Viral Reactivation and Skin Cancer
|ClinicalTrials.gov Identifier: NCT02395562|
Recruitment Status : Completed
First Posted : March 23, 2015
Last Update Posted : July 13, 2016
|Condition or disease|
|Skin Cancer Infection Reactivation|
Squamous Cell Carcinoma of the skin (SCC) affects people in high numbers worldwide. While a yearly increase of over 2 million patients, who develop cancer, is recorded, organ transplant recipients (OTR) have a 60- to 100-fold higher risk of developing skin cancer. In OTRs, skin cancer is the most frequent tumor that appears, whereas 95% are nonmelanoma skin cancer cells: squamous cells or basal cell carcinomas. All OTRs need to be treated lifelong with immunosuppressants in order to prevent the rejection of the transplanted organ. However, this immunosuppressive treatment leads to a decrease of immunity, and therefore, cancer cells are able to proliferate easier.

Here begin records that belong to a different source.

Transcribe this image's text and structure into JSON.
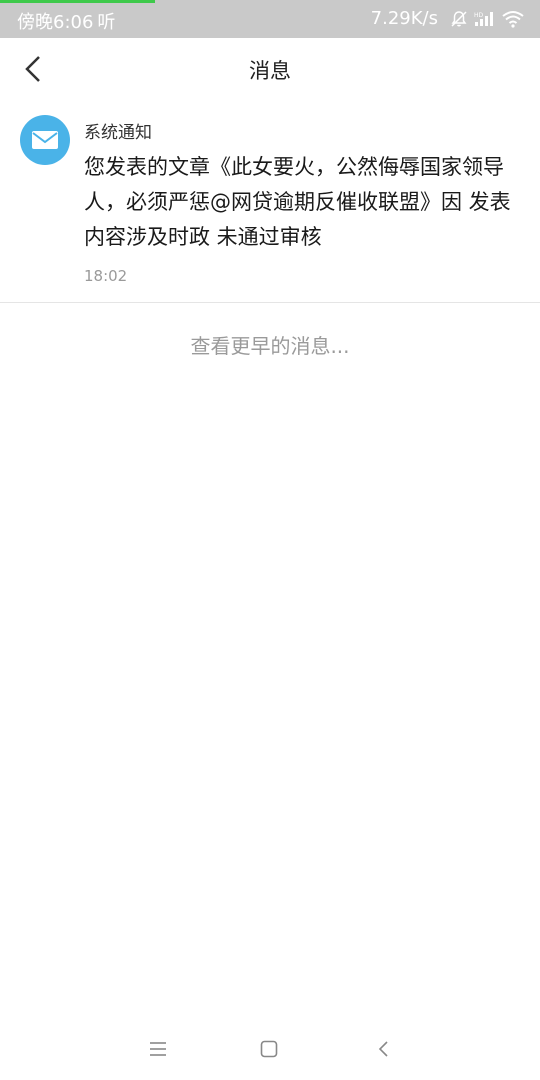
{
  "status_bar": {
    "time": "傍晚6:06",
    "listen_label": "听",
    "network_speed": "7.29K/s",
    "icons": [
      "mute-bell-icon",
      "hd-signal-icon",
      "wifi-icon"
    ]
  },
  "header": {
    "title": "消息",
    "back_icon": "chevron-left-icon"
  },
  "messages": [
    {
      "sender": "系统通知",
      "avatar_icon": "mail-icon",
      "avatar_color": "#4ab3e8",
      "body": "您发表的文章《此女要火，公然侮辱国家领导人，必须严惩@网贷逾期反催收联盟》因 发表内容涉及时政  未通过审核",
      "time": "18:02"
    }
  ],
  "load_earlier": "查看更早的消息...",
  "nav_bar": {
    "icons": [
      "menu-icon",
      "home-square-icon",
      "back-chevron-icon"
    ]
  },
  "colors": {
    "status_bar_bg": "#c9c9c9",
    "progress": "#3ec94a",
    "muted_text": "#9a9a9a"
  }
}
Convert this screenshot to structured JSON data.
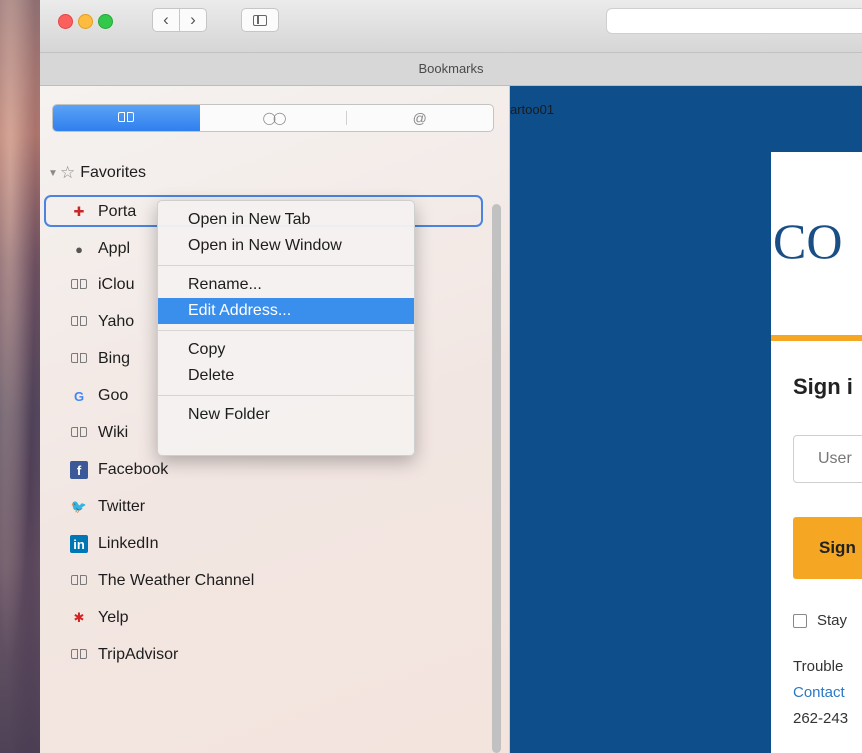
{
  "window": {
    "title": "Bookmarks",
    "nav": {
      "back_icon": "chevron-left-icon",
      "forward_icon": "chevron-right-icon"
    }
  },
  "sidebar": {
    "tabs": [
      {
        "icon": "book-icon",
        "active": true
      },
      {
        "icon": "glasses-icon",
        "glyph": "◯◯",
        "active": false
      },
      {
        "icon": "at-icon",
        "glyph": "@",
        "active": false
      }
    ],
    "favorites_label": "Favorites",
    "items": [
      {
        "label": "Porta",
        "icon": "portal-icon"
      },
      {
        "label": "Appl",
        "icon": "apple-icon"
      },
      {
        "label": "iClou",
        "icon": "book-icon"
      },
      {
        "label": "Yaho",
        "icon": "book-icon"
      },
      {
        "label": "Bing",
        "icon": "book-icon"
      },
      {
        "label": "Goo",
        "icon": "google-icon"
      },
      {
        "label": "Wiki",
        "icon": "book-icon"
      },
      {
        "label": "Facebook",
        "icon": "facebook-icon"
      },
      {
        "label": "Twitter",
        "icon": "twitter-icon"
      },
      {
        "label": "LinkedIn",
        "icon": "linkedin-icon"
      },
      {
        "label": "The Weather Channel",
        "icon": "book-icon"
      },
      {
        "label": "Yelp",
        "icon": "yelp-icon"
      },
      {
        "label": "TripAdvisor",
        "icon": "book-icon"
      }
    ]
  },
  "context_menu": {
    "groups": [
      [
        "Open in New Tab",
        "Open in New Window"
      ],
      [
        "Rename...",
        "Edit Address..."
      ],
      [
        "Copy",
        "Delete"
      ],
      [
        "New Folder"
      ]
    ],
    "highlighted": "Edit Address..."
  },
  "page": {
    "user_text": "artoo01",
    "logo_text": "CO",
    "signin_heading": "Sign i",
    "username_placeholder": "User",
    "signin_button": "Sign",
    "stay_label": "Stay",
    "trouble_text": "Trouble",
    "contact_link": "Contact",
    "phone_text": "262-243"
  },
  "colors": {
    "accent": "#2f7fee",
    "page_bg": "#0e4f8b",
    "orange": "#f5a623"
  }
}
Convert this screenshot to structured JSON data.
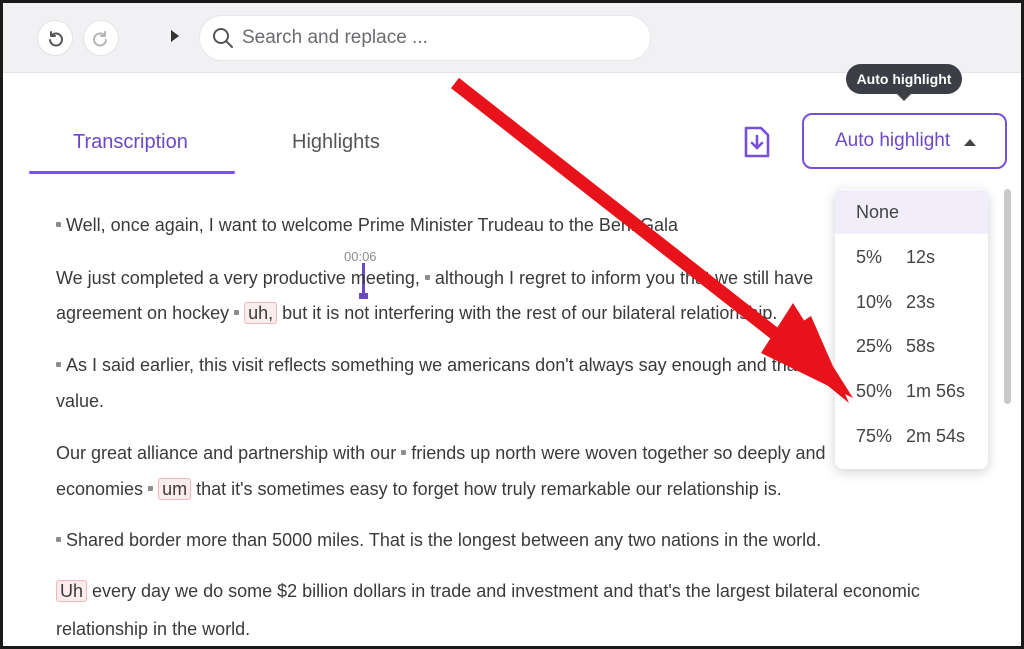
{
  "toolbar": {
    "search_placeholder": "Search and replace ..."
  },
  "tabs": [
    {
      "label": "Transcription",
      "active": true
    },
    {
      "label": "Highlights",
      "active": false
    }
  ],
  "auto_highlight": {
    "button_label": "Auto highlight",
    "tooltip": "Auto highlight",
    "options": [
      {
        "label": "None",
        "pct": "",
        "duration": "",
        "selected": true
      },
      {
        "label": "",
        "pct": "5%",
        "duration": "12s",
        "selected": false
      },
      {
        "label": "",
        "pct": "10%",
        "duration": "23s",
        "selected": false
      },
      {
        "label": "",
        "pct": "25%",
        "duration": "58s",
        "selected": false
      },
      {
        "label": "",
        "pct": "50%",
        "duration": "1m 56s",
        "selected": false
      },
      {
        "label": "",
        "pct": "75%",
        "duration": "2m 54s",
        "selected": false
      }
    ]
  },
  "cursor_time": "00:06",
  "transcript": {
    "l1": "Well, once again, I want to welcome Prime Minister Trudeau to the Beni Gala",
    "l2a": "We just completed a very productive",
    "l2b": "meeting,",
    "l2c": "although I regret to inform you that we still have",
    "l3a": "agreement on hockey",
    "l3_filler": "uh,",
    "l3b": "but it is not interfering with the rest of our bilateral relationship.",
    "l4": "As I said earlier, this visit reflects something we americans don't always say enough and that is",
    "l5": "value.",
    "l6a": "Our great alliance and partnership with our",
    "l6b": "friends up north were woven together so deeply and",
    "l7a": "economies",
    "l7_filler": "um",
    "l7b": "that it's sometimes easy to forget how truly remarkable our relationship is.",
    "l8": "Shared border more than 5000 miles. That is the longest between any two nations in the world.",
    "l9_filler": "Uh",
    "l9b": "every day we do some $2 billion dollars in trade and investment and that's the largest bilateral economic",
    "l10": "relationship in the world."
  },
  "colors": {
    "accent": "#7c4dff",
    "arrow": "#e8121b",
    "filler_border": "#f1b9bd"
  }
}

Several studies show that the incidence of skin cancer parallels the length and depth of immunosuppression. The appearance of CD4 in OTRs with cutaneous carcinomas is significantly lower compared to those without skin lesions. Various findings have shown a positive correlation of the period of exposure to immunosuppressants and the risk of skin cancer. However, little is known about the dose or the type of drug is responsible for skin cancer. The uptake of three immunosuppressive medicaments compared to the uptake of two results in a 3-fold increased risk of developing cancer. The consequence of the immunosuppressive therapy is reversible; patients who stop immunosuppressive treatment often show a decrease in skin cancer. The highest risk for organ rejection is during the first three months after transplantation. Therefore, an increased dose of immunosuppressors is used during this time.
In addition to cancer, a high increase of viral infections and reactivations is seen in OTRs. Over 90% of the population carries herpesviruses. The risk of viral infection and reactivation is much higher in OTRs. While inducing a decrease in immunosurveillance, herpesvirus can spread easier.
Herpesvirus infections due to the eight human herpes viruses (HHV) are more frequent by immunosuppression in OTRs. Once a patient is infected with one of the human herpesvirus types (Herpes simplex viruses 1 and 2, varicella-zoster virus, Epstein-Barr virus, human cytomegalovirus, human herpesvirus 6 and 7, or Kaposi's sarcoma-associated herpesvirus), the virus is able to establish a latent, non-productive infection and maintains the capacity for a life-long reactivation. Due to the decrease of immunity, OTRs are highly susceptible to activate this latent herpesviral infection, which is a critical aspect of the immunosuppressive treatment. The risk of the reactivation of Cytomegalovirus and Epstein-Barr virus in OTRs is much higher compared to the general population.
Taking the above discussed findings together, the investigators hypothesize that viral infections and reactivations correlate positively with skin cancer in OTRs. Furthermore, the investigators think that viral reactivation and infection can be used as a marker for a later incidence of skin cancer. While virus infections and reactivations appear early, OTRs become affected by SCC in the early and in the late period after the transplantation. The investigators thus aim to analyze existing data from the STCS and its nested studies to test these hypotheses: To assess the correlation of viral replication and skin cancer in organ transplant recipients and to assess viral replication as predictor for skin cancer. The investigators are interested in all data available from other studies of the STCS and to divide all organ transplant recipients e.g. for CMV in four groups: no replication, a larger group who show asymptomatic viral replication, some of them with viral syndrome and the ones with proven disease.
|Study Type :||Observational|
|Actual Enrollment :||1200 participants|
|Official Title:||Association of Viral Reactivation and Skin Cancer in Organ Transplant Recipients|
|Study Start Date :||January 2008|
|Actual Primary Completion Date :||January 2016|
|Actual Study Completion Date :||June 2016|
OTR and viral reactivation
Organ transplant recipients with and without viral reactivation and skin cancer
- The correlation of skin cancer with viral reactivation in organ transplant recipients [ Time Frame: 10 years ]
- The association of viral reactivation and infection in the first year and skin cancer in the following years. Can one be used as a marker for the other one? [ Time Frame: 10 years ]
Please refer to this study by its ClinicalTrials.gov identifier (NCT number): NCT02395562
|University Hospital Zurich, Dermatology|
|Zurich, Switzerland, 8091|
|Principal Investigator:||Günther Hofbauer, Prof. MD||University Hospital Zurich, Dermatology|